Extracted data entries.
• • • • • • •

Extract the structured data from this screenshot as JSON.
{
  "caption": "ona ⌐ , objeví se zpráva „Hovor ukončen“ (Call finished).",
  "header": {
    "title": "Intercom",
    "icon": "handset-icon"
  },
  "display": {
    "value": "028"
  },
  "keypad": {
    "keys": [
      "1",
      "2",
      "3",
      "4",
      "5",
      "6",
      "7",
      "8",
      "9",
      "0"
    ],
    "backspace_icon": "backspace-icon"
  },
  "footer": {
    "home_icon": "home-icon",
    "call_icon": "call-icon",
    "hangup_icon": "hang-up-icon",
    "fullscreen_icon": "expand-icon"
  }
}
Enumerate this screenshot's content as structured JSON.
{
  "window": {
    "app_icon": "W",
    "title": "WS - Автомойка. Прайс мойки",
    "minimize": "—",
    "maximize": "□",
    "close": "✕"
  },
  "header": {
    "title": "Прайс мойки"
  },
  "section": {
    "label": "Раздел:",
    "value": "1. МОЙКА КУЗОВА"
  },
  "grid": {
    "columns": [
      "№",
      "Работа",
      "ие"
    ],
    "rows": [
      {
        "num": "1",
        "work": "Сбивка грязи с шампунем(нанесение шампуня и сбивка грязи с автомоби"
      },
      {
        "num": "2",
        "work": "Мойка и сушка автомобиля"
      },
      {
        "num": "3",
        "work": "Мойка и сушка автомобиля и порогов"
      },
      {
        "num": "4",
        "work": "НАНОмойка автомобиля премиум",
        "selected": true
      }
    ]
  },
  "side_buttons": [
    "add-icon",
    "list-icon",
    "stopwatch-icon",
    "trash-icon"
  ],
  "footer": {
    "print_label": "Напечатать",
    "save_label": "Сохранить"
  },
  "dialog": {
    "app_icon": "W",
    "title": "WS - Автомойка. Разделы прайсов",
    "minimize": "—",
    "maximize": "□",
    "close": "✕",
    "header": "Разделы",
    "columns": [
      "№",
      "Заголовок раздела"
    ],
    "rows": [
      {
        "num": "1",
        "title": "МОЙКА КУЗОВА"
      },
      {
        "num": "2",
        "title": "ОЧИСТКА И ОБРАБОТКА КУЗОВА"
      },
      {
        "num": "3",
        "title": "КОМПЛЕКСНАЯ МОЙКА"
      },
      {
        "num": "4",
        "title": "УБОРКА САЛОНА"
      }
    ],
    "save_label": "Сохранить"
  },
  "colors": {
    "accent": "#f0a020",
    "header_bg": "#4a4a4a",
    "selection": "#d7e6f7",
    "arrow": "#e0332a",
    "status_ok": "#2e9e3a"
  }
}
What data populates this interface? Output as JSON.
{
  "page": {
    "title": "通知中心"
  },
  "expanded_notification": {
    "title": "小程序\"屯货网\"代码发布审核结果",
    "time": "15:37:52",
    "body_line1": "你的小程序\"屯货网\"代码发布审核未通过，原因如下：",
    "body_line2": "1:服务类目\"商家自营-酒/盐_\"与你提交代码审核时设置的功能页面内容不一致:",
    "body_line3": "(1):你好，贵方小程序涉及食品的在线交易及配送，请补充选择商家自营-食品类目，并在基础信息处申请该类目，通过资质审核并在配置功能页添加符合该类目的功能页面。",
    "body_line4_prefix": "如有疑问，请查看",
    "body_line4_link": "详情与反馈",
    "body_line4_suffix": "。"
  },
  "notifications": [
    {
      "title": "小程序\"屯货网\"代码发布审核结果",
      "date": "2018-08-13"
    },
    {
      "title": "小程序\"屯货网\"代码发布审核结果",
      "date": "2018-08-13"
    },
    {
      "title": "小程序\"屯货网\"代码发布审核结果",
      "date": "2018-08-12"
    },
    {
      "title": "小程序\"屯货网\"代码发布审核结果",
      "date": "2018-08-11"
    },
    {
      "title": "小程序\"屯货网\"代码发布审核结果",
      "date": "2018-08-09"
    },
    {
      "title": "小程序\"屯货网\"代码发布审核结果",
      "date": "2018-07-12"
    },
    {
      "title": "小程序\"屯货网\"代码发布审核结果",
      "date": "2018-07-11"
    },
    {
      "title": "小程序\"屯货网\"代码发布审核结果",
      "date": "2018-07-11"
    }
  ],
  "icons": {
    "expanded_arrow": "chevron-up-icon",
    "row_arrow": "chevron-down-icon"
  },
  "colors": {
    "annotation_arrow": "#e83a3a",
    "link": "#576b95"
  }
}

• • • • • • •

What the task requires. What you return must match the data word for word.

Written solution.
Extract the structured data from this screenshot as JSON.
{
  "caption": "ona ⌐ , objeví se zpráva „Hovor ukončen“ (Call finished).",
  "header": {
    "title": "Intercom",
    "icon": "handset-icon"
  },
  "display": {
    "value": "028"
  },
  "keypad": {
    "keys": [
      "1",
      "2",
      "3",
      "4",
      "5",
      "6",
      "7",
      "8",
      "9",
      "0"
    ],
    "backspace_icon": "backspace-icon"
  },
  "footer": {
    "home_icon": "home-icon",
    "call_icon": "call-icon",
    "hangup_icon": "hang-up-icon",
    "fullscreen_icon": "expand-icon"
  }
}
Enumerate this screenshot's content as structured JSON.
{
  "window": {
    "app_icon": "W",
    "title": "WS - Автомойка. Прайс мойки",
    "minimize": "—",
    "maximize": "□",
    "close": "✕"
  },
  "header": {
    "title": "Прайс мойки"
  },
  "section": {
    "label": "Раздел:",
    "value": "1. МОЙКА КУЗОВА"
  },
  "grid": {
    "columns": [
      "№",
      "Работа",
      "ие"
    ],
    "rows": [
      {
        "num": "1",
        "work": "Сбивка грязи с шампунем(нанесение шампуня и сбивка грязи с автомоби"
      },
      {
        "num": "2",
        "work": "Мойка и сушка автомобиля"
      },
      {
        "num": "3",
        "work": "Мойка и сушка автомобиля и порогов"
      },
      {
        "num": "4",
        "work": "НАНОмойка автомобиля премиум",
        "selected": true
      }
    ]
  },
  "side_buttons": [
    "add-icon",
    "list-icon",
    "stopwatch-icon",
    "trash-icon"
  ],
  "footer": {
    "print_label": "Напечатать",
    "save_label": "Сохранить"
  },
  "dialog": {
    "app_icon": "W",
    "title": "WS - Автомойка. Разделы прайсов",
    "minimize": "—",
    "maximize": "□",
    "close": "✕",
    "header": "Разделы",
    "columns": [
      "№",
      "Заголовок раздела"
    ],
    "rows": [
      {
        "num": "1",
        "title": "МОЙКА КУЗОВА"
      },
      {
        "num": "2",
        "title": "ОЧИСТКА И ОБРАБОТКА КУЗОВА"
      },
      {
        "num": "3",
        "title": "КОМПЛЕКСНАЯ МОЙКА"
      },
      {
        "num": "4",
        "title": "УБОРКА САЛОНА"
      }
    ],
    "save_label": "Сохранить"
  },
  "colors": {
    "accent": "#f0a020",
    "header_bg": "#4a4a4a",
    "selection": "#d7e6f7",
    "arrow": "#e0332a",
    "status_ok": "#2e9e3a"
  }
}
What data populates this interface? Output as JSON.
{
  "page": {
    "title": "通知中心"
  },
  "expanded_notification": {
    "title": "小程序\"屯货网\"代码发布审核结果",
    "time": "15:37:52",
    "body_line1": "你的小程序\"屯货网\"代码发布审核未通过，原因如下：",
    "body_line2": "1:服务类目\"商家自营-酒/盐_\"与你提交代码审核时设置的功能页面内容不一致:",
    "body_line3": "(1):你好，贵方小程序涉及食品的在线交易及配送，请补充选择商家自营-食品类目，并在基础信息处申请该类目，通过资质审核并在配置功能页添加符合该类目的功能页面。",
    "body_line4_prefix": "如有疑问，请查看",
    "body_line4_link": "详情与反馈",
    "body_line4_suffix": "。"
  },
  "notifications": [
    {
      "title": "小程序\"屯货网\"代码发布审核结果",
      "date": "2018-08-13"
    },
    {
      "title": "小程序\"屯货网\"代码发布审核结果",
      "date": "2018-08-13"
    },
    {
      "title": "小程序\"屯货网\"代码发布审核结果",
      "date": "2018-08-12"
    },
    {
      "title": "小程序\"屯货网\"代码发布审核结果",
      "date": "2018-08-11"
    },
    {
      "title": "小程序\"屯货网\"代码发布审核结果",
      "date": "2018-08-09"
    },
    {
      "title": "小程序\"屯货网\"代码发布审核结果",
      "date": "2018-07-12"
    },
    {
      "title": "小程序\"屯货网\"代码发布审核结果",
      "date": "2018-07-11"
    },
    {
      "title": "小程序\"屯货网\"代码发布审核结果",
      "date": "2018-07-11"
    }
  ],
  "icons": {
    "expanded_arrow": "chevron-up-icon",
    "row_arrow": "chevron-down-icon"
  },
  "colors": {
    "annotation_arrow": "#e83a3a",
    "link": "#576b95"
  }
}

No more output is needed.